Here’s another reason; brands that have gone all in on having interactive content on their sites have gotten much better results in the form of higher conversion rates over those who have stuck with passive content.
Ion Interactive found:
“Interactive content, such as apps, assessments, calculators, configurators and quizzes, generate conversions moderately or very well 70% of the time, compared to just 36% for passive content.”
With data showing results like that, it should be no surprise that more and more marketers and brands are moving towards interactive content on their sites.
The Psychology Behind Interactive Content
Here at Scratch-It, we like to pay a little bit of attention when it comes the psychology behind how consumers behave.
Brands and marketers that embrace reveal marketing have found that by increasing the active engagement and interest of users, they are dramatically able to increase their open and click through rates.
Reveal marketing bases its effectiveness on six major psychological factors:
- Perceived Value
- Endowment/Ikea Effect
- Fear of Missing Out
- Near Miss Theory
Interactive content plays right into many of these factors. This includes looking at your marketing strategy as an experience.
By tickling your visitors curiosity, having them work for results, and making them feel like they have some ownership, marketers and brands can tap into the psychology of their potential consumers.
Types of Interactive Content
So what about your site? What kinds of content can you create that will allow for more visitors to interact, and thus stick around for a bit longer than normal?
Let’s take a look.
Quizzes are easy. People love learning, and they will generally stick around to find the answer once their curiosity is tickled.

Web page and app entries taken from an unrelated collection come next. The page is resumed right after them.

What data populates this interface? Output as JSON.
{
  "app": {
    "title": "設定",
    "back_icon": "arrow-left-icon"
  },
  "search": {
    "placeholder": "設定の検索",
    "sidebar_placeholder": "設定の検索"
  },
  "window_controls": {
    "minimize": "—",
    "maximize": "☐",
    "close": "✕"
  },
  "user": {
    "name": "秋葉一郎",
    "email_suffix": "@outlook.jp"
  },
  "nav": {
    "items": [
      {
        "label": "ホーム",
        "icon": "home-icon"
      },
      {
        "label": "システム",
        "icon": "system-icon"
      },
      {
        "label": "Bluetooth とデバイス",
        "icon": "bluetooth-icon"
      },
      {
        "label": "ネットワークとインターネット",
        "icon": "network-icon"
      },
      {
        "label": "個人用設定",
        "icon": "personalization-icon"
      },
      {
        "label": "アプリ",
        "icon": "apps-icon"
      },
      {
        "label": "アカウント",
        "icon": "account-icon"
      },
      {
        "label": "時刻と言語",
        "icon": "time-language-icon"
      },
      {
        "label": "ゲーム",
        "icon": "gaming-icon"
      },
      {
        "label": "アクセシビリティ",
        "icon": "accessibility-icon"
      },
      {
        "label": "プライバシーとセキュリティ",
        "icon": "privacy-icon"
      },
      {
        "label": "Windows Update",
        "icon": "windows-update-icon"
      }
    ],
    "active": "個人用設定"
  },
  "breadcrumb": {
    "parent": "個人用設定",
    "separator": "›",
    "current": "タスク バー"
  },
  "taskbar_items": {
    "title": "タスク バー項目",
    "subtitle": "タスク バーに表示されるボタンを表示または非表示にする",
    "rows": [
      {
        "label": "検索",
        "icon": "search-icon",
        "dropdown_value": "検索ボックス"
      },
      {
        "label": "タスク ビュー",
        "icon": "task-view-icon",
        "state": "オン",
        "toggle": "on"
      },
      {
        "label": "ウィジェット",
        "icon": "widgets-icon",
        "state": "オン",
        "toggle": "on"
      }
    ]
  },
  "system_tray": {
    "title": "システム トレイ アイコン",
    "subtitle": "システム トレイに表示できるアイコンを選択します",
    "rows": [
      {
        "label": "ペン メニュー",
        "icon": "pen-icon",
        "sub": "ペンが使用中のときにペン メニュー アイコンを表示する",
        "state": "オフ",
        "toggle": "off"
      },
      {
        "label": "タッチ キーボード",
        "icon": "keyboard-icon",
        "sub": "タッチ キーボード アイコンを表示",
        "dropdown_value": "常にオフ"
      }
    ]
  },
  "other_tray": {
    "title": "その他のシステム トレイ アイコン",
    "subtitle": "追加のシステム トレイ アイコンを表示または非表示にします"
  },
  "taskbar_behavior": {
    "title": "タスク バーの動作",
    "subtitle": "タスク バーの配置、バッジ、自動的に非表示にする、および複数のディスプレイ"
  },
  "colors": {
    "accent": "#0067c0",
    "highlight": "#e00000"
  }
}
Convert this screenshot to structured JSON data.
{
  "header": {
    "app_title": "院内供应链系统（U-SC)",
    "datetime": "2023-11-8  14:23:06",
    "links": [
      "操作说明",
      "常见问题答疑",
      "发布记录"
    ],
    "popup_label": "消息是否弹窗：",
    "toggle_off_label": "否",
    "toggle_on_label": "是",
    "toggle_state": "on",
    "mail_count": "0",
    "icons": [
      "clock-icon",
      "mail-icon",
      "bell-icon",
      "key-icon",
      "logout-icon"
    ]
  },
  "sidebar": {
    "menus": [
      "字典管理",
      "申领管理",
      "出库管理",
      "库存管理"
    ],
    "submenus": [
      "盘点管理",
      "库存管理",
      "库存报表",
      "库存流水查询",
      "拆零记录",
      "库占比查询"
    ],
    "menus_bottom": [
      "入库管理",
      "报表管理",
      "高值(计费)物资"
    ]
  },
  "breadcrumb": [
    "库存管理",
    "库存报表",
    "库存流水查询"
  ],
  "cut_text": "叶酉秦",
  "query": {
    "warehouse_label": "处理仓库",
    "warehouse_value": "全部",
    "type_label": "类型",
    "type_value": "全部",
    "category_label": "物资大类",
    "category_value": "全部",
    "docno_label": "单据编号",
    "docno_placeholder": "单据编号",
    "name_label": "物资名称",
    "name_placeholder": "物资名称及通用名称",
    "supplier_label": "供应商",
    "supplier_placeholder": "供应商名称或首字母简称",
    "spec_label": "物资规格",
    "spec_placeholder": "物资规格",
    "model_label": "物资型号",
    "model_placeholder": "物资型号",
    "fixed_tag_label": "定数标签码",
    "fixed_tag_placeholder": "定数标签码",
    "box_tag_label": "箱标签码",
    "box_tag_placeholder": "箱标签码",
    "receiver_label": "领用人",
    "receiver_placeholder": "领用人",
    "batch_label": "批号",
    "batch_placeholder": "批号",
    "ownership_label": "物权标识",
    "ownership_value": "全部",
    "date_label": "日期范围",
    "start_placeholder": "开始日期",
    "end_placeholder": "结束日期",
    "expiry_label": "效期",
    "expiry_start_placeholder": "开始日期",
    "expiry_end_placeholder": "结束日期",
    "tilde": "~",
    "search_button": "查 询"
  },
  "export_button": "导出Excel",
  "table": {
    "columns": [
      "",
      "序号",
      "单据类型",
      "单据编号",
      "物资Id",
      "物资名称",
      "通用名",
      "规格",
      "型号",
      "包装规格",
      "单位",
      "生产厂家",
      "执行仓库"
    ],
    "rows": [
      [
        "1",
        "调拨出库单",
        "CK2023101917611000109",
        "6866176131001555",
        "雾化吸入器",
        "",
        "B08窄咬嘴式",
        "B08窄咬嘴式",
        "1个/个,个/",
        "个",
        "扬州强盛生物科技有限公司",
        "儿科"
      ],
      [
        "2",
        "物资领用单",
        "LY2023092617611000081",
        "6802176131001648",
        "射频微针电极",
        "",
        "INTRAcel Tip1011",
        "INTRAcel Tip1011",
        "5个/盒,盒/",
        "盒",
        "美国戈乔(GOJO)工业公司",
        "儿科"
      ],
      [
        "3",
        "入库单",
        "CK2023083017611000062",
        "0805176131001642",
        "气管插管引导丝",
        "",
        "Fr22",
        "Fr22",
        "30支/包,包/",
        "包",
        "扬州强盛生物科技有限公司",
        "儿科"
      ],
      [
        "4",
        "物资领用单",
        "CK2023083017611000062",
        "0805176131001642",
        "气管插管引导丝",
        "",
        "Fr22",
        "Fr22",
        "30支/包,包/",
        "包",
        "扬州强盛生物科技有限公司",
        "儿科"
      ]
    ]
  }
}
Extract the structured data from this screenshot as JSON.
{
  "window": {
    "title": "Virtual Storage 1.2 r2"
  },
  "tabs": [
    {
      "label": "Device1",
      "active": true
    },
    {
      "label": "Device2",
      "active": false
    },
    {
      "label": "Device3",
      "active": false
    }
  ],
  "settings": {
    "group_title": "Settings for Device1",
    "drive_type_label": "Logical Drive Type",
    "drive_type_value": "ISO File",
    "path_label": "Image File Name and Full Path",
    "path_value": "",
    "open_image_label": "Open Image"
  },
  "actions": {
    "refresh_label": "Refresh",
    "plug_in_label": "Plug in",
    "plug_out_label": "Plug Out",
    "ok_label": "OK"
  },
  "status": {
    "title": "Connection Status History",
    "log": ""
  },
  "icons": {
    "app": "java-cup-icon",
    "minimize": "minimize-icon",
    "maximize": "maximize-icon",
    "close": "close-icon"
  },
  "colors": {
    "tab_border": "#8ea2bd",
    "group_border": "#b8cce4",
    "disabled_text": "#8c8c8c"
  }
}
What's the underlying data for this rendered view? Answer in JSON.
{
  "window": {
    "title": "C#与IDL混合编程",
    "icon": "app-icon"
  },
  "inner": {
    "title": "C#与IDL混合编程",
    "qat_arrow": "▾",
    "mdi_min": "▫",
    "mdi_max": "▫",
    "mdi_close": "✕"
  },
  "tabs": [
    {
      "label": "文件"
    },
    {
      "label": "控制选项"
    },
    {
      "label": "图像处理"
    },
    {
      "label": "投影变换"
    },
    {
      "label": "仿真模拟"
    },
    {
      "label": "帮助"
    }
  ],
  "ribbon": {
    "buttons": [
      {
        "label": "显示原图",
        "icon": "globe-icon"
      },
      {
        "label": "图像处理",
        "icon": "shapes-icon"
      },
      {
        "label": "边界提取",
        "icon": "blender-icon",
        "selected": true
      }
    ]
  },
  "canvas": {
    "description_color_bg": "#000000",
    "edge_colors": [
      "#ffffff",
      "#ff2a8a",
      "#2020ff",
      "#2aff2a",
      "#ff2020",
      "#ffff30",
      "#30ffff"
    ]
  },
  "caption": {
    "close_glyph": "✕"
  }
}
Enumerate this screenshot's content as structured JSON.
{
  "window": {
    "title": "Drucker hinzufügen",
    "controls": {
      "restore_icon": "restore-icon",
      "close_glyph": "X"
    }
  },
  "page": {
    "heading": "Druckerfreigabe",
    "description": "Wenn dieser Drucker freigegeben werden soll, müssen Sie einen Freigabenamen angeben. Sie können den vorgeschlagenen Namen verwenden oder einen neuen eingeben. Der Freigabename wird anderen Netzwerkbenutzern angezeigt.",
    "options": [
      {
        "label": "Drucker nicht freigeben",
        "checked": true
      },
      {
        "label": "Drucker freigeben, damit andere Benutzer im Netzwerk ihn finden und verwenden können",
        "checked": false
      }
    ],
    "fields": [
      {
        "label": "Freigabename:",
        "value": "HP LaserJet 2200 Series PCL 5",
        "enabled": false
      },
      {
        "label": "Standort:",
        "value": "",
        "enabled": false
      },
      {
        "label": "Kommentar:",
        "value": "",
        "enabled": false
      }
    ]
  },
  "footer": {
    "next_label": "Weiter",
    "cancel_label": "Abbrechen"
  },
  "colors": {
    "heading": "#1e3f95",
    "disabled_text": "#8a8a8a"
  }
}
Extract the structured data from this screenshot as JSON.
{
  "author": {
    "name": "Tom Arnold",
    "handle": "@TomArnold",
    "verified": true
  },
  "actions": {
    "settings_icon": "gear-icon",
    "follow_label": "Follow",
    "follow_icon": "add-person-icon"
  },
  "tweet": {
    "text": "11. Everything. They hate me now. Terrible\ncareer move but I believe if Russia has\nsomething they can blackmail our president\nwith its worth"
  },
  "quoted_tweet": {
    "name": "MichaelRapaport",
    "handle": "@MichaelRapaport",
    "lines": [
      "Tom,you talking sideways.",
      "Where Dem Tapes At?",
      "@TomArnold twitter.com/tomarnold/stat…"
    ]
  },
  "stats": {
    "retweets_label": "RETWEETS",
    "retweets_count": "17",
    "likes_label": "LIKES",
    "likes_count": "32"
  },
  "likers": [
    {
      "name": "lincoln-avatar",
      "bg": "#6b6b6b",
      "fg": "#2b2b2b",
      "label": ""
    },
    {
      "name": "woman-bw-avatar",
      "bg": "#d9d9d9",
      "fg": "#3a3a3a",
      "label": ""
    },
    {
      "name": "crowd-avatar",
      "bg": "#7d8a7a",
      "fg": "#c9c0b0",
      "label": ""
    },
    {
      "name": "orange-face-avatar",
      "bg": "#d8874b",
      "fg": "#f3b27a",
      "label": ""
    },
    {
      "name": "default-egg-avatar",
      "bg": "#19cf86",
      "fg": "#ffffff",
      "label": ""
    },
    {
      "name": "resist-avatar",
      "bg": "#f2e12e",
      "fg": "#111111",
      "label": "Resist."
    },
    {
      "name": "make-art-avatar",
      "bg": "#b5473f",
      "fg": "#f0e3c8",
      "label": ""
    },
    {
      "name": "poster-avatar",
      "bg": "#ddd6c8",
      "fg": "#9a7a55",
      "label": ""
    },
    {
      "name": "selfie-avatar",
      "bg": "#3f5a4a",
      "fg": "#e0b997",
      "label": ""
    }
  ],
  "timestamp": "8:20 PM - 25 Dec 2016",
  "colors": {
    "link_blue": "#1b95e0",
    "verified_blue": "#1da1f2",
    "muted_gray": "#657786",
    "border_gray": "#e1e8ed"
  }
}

Sites like BuzzFeed have been able to be the masters of the online quiz that not only keeps you on their site for longer, but generally gets you to share the results too.
Polls and Surveys
In a riff off the quiz, polls and surveys are also a good way to get your audience to interact. These don’t need to be complex, something as simple as “Pick the cover for my next book” or “Vote for the next conference location” can get people much more invested in the brand.
Contests have tons of potential for brands and marketers. Not only do people love winning things (see: The Endowment Effect), but contests hold another bonus. They usually require the visitor to enter some information, giving a treasure trove of data.
Calculators are another type of interactive content that can bring in visitors. These can cover a number of topics (usually centered around money), anything from “Calculate My Mortgage Payment” to SalesForce Pardot’s “Calculate the ROI on Automation.”
One interesting change that’s come into play with interactive content is the re-imagining of white papers. While not something that would traditionally be seen as interactive, some savvy brands are changing that, making their white papers clickable and calling for engagement.
It should go without saying that video is one of the obvious (and easy) ways to increase your interactive content, time on site, and visitor education. It’s no surprise that video marketing has become increasingly important, especially when it comes to marketing on mobile.
The Final Result
At the end of the day, brands and marketers need to be paying attention to the rapidly changing pace of the Internet. What worked even five years ago will likely not be nearly as effective even a few years from now.
Users are being bombarded with more information online than ever, and are increasingly growing skeptical of what they do see. Once you’re able to understand that and make the move towards improving the way you offer content to your visitors that increases their engagement and interaction the results will come.
Have you tried incorporating interactive content into your marketing plans? What have been your results?